    House Bill 2001 aims to provide Oregonians with more housing choices, especially housing choices more people can afford. The law, passed by the 2019 Oregon Legislature, expands the ability to build certain housing types, like duplexes, triplexes and quadplexes, in residential zones. House Bill 2001 requires updates to local codes that currently limit the types of housing people can build. The statute and implementing Oregon Administrative Rules compelled the City to amend the Bend Development Code to comply with the new housing legislation. Thus the code provisions, demanded by statute, override any conflicting Comprehensive Plan policy or provision.

    Plan Maps

    The Plan text and policies describe several land use categories that provide for the various types of development expected to occur within the urban area during the 20-year planning period. These land use categories are graphically portrayed on the Comprehensive Plan Map.

    The major land use categories - residential, commercial, industrial, and mixed-use have very specific boundaries that are shown on the Comprehensive Plan Map. The city and county apply zoning to property based on the Comprehensive Plan Map categories. Changing these boundaries requires a formal amendment to the Comprehensive Plan.

    Also included in the Plan are other small maps that help to identify or better explain a topic discussed in the chapter. The Destination Resort map in the Housing and Residential Lands chapter, and the public parks map in the Community Connections chapter, are examples of these types of maps.

    Future Plan Updates

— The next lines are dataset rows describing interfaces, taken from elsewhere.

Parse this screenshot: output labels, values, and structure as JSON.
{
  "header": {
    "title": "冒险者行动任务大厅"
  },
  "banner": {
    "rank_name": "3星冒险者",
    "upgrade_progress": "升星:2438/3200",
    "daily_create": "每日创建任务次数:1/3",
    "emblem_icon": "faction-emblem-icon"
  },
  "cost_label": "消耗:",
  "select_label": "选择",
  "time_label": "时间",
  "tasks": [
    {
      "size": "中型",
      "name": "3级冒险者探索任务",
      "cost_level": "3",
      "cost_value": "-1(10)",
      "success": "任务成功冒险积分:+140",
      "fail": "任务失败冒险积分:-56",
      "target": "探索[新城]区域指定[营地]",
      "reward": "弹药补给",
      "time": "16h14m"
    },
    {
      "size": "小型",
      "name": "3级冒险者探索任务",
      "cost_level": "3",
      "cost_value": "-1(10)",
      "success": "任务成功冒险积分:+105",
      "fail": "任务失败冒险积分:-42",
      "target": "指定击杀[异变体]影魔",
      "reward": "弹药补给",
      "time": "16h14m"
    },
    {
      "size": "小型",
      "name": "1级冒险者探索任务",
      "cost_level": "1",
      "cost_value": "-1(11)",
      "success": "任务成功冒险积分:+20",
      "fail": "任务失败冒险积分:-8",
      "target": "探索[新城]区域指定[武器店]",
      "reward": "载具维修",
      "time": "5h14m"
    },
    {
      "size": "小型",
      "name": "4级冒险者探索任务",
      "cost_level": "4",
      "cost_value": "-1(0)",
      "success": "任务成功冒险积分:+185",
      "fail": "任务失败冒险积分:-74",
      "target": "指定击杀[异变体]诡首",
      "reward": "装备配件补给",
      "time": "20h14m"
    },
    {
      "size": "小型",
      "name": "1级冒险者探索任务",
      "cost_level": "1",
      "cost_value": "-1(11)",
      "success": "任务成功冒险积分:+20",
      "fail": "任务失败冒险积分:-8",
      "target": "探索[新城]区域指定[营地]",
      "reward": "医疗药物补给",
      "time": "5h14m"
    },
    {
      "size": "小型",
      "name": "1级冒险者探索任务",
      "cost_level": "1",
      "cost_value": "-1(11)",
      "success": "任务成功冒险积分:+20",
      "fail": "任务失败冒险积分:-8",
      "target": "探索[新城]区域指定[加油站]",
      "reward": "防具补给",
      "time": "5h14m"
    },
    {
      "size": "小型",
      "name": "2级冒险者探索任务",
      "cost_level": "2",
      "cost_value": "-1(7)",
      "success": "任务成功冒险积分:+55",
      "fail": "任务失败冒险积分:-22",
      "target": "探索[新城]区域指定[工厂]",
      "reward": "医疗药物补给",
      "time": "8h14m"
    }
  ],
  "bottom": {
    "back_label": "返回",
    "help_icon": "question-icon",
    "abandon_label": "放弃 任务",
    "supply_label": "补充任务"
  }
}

    The Comprehensive Plan is a document that changes over time to reflect new information and new directions for the future. Amendments or additions to the Comprehensive Plan text, exhibits, and policies go through a public hearing and review process before being adopted by the governing bodies. Changes and updates can be generated in at least six ways:

        Regularly scheduled reviews and updates by the city and county. Every five years, beginning in the year 2000, the city and county will review the population growth, the housing mix and acreage needs, the industrial lands absorption, and the commercial lands absorption against the long-term forecasts in the Comprehensive Plan. Other issues may also be evaluated during these regular views.

    ☐    Preparation of more detailed refinement plans for neighborhoods or geographic areas. As provided for in Oregon land use law, the city or county may prepare more detailed land use and development plans for parts of the urban area that have large vacant or under-utilized parcels. Such refinement plans could address future street patterns and other utility systems, housing density and compatible uses, site and design standards, locations for parks, schools, and open space, and other land use issues.

    ☐    Evaluation of land use topics required to be reviewed under the Oregon Land Conservation and Development Commissions periodic review of the Comprehensive Plan. The state requires all local plans to be updated periodically to comply with applicable new state laws, administrative rules, or to incorporate new data available to the state.

    ☐    Other state laws or legislative actions that require changes to the Plan outside of the normal periodic review cycle. The state legislature or the voter referendum/initiative process can require changes to local land use plans within a specific time period.

    ☐    City or county response to new issues or changes. Issues that were unforeseen during the development of the plan can arise that have an impact on a particular neighborhood or the whole urban area. The city and county officials can direct staff to amend the Plan to address these issues.

    ☐    Changes proposed by individuals or other agencies. A proposal by an individual, corporation, or public agency to change to the Plan text, land use map, other exhibits, or policies shall be considered as determined by the procedures ordinance. A person or agency proposing a change has the burden to demonstrate a public need and benefit for the change.

    Chapter 1, Plan Management and Citizen Involvement, has more information on managing growth within the urban area, and how citizens can participate in planning for our community.